'''

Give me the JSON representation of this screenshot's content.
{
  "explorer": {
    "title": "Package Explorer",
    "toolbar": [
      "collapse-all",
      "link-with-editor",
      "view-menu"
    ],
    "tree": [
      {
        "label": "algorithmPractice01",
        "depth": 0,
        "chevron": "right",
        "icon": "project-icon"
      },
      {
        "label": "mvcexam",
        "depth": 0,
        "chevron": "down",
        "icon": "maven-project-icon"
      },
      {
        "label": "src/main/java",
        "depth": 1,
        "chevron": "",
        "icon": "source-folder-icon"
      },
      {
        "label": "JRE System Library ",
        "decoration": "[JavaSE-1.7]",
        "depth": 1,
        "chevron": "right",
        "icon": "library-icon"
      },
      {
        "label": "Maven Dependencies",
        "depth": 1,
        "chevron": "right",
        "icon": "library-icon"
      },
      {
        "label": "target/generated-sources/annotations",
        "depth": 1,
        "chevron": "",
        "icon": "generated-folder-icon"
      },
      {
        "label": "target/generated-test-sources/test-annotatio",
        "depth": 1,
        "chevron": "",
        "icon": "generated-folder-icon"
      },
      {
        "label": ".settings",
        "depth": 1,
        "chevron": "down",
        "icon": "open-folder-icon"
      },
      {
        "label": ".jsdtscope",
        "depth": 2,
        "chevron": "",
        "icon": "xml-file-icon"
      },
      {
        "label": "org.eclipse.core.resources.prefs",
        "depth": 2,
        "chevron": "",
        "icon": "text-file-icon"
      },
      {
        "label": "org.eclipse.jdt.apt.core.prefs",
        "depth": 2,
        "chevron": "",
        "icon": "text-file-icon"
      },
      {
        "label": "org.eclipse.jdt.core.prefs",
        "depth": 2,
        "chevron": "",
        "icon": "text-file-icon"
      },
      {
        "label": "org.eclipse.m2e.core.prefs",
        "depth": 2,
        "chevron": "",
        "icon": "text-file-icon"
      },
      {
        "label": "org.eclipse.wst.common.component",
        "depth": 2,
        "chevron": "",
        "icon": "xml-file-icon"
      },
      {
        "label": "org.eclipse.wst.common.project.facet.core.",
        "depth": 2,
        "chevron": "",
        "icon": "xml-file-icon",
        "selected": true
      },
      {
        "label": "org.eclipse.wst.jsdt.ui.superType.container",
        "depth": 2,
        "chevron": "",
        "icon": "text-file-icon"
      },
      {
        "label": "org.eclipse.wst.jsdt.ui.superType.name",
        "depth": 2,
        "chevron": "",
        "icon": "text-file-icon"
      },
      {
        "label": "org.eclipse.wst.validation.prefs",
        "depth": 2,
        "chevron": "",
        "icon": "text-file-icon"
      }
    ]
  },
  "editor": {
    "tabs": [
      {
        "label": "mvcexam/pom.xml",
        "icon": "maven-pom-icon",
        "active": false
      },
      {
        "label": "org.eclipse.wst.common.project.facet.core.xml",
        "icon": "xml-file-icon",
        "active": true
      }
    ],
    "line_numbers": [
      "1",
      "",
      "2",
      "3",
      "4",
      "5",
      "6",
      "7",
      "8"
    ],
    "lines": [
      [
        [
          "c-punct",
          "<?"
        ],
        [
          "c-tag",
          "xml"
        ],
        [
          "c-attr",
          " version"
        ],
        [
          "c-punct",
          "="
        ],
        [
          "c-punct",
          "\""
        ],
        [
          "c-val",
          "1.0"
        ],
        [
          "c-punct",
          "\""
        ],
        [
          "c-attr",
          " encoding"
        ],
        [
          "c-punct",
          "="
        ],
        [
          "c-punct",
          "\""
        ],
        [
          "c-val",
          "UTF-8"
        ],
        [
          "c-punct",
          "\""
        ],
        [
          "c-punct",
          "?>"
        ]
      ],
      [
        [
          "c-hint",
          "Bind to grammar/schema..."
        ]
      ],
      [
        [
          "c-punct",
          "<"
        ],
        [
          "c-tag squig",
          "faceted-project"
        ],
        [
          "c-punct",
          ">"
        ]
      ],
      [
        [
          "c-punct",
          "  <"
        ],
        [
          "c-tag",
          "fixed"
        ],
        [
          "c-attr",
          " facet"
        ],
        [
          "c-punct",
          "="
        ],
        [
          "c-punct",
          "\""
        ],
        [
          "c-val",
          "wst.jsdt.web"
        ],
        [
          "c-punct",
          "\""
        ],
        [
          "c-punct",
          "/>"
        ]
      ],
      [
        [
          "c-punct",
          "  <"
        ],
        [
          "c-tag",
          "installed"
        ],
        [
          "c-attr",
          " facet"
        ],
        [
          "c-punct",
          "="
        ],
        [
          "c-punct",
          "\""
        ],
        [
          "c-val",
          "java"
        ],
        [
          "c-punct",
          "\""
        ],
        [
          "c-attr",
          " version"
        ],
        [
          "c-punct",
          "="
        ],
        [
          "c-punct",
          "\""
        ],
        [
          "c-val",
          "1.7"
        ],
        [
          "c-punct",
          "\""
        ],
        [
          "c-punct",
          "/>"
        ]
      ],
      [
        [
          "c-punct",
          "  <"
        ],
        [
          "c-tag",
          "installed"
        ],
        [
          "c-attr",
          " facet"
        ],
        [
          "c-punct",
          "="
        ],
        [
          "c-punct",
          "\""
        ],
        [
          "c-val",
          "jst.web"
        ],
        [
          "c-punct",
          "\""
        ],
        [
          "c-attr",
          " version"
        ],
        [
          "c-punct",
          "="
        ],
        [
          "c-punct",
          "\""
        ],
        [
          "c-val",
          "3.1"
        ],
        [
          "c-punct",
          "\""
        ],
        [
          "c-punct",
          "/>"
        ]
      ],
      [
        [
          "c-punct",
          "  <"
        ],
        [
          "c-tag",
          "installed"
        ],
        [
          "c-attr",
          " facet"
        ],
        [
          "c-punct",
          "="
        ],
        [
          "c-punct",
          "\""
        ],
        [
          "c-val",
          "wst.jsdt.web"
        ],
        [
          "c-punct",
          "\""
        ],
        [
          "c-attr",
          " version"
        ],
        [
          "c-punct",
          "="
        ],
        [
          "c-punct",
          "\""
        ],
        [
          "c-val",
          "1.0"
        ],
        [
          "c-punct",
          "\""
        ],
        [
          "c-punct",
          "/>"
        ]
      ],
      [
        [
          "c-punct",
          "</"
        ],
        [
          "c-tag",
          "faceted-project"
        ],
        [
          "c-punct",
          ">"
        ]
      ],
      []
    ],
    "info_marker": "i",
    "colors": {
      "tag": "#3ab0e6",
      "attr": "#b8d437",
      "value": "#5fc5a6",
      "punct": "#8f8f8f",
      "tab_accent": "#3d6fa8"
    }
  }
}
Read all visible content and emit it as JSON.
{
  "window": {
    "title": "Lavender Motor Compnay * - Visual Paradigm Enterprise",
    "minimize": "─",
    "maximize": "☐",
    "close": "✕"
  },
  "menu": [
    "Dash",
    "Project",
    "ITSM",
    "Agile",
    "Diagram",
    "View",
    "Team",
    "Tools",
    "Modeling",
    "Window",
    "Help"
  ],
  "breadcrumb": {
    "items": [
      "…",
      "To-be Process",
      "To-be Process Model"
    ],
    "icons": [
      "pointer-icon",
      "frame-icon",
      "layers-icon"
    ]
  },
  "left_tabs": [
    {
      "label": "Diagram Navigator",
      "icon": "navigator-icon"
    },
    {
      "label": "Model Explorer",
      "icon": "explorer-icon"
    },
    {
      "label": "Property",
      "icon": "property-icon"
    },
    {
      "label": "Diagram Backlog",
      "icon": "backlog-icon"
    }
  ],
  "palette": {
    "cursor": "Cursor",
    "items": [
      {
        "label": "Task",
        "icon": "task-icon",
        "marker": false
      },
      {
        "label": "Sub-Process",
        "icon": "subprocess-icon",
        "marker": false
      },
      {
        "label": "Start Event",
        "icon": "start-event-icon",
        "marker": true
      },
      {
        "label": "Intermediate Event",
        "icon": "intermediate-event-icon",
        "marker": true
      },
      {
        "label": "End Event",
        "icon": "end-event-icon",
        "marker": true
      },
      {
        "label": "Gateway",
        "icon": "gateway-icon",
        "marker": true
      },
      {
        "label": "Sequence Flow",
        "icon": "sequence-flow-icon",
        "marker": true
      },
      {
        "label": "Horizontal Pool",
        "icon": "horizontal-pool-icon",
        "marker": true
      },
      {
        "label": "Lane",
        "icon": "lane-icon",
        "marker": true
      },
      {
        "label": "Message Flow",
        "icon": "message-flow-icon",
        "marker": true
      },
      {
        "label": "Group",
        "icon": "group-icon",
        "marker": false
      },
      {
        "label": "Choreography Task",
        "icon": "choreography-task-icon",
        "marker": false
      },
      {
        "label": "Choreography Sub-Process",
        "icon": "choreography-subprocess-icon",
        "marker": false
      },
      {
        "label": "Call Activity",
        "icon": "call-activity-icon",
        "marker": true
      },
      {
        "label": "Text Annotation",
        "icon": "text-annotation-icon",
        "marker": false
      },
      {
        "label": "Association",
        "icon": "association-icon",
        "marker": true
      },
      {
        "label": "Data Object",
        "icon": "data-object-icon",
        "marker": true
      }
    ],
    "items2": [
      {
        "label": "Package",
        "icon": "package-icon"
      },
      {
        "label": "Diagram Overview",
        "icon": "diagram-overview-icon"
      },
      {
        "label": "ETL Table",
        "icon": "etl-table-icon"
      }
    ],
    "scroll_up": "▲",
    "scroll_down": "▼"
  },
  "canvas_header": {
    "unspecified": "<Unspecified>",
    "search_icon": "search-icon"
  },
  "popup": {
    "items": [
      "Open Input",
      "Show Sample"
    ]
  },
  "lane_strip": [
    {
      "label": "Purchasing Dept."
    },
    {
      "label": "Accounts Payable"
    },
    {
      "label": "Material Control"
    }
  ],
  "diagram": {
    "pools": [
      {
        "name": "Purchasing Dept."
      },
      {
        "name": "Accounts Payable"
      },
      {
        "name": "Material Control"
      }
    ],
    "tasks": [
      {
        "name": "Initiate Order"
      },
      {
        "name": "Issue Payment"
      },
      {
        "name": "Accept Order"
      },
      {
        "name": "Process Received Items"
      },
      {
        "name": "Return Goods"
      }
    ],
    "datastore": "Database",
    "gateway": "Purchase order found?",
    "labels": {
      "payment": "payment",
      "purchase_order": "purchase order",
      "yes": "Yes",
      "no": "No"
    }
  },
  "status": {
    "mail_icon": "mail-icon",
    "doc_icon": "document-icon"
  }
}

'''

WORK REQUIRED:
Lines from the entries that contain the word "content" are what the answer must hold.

TASK RESULT:
Give me the JSON representation of this screenshot's content.
Read all visible content and emit it as JSON.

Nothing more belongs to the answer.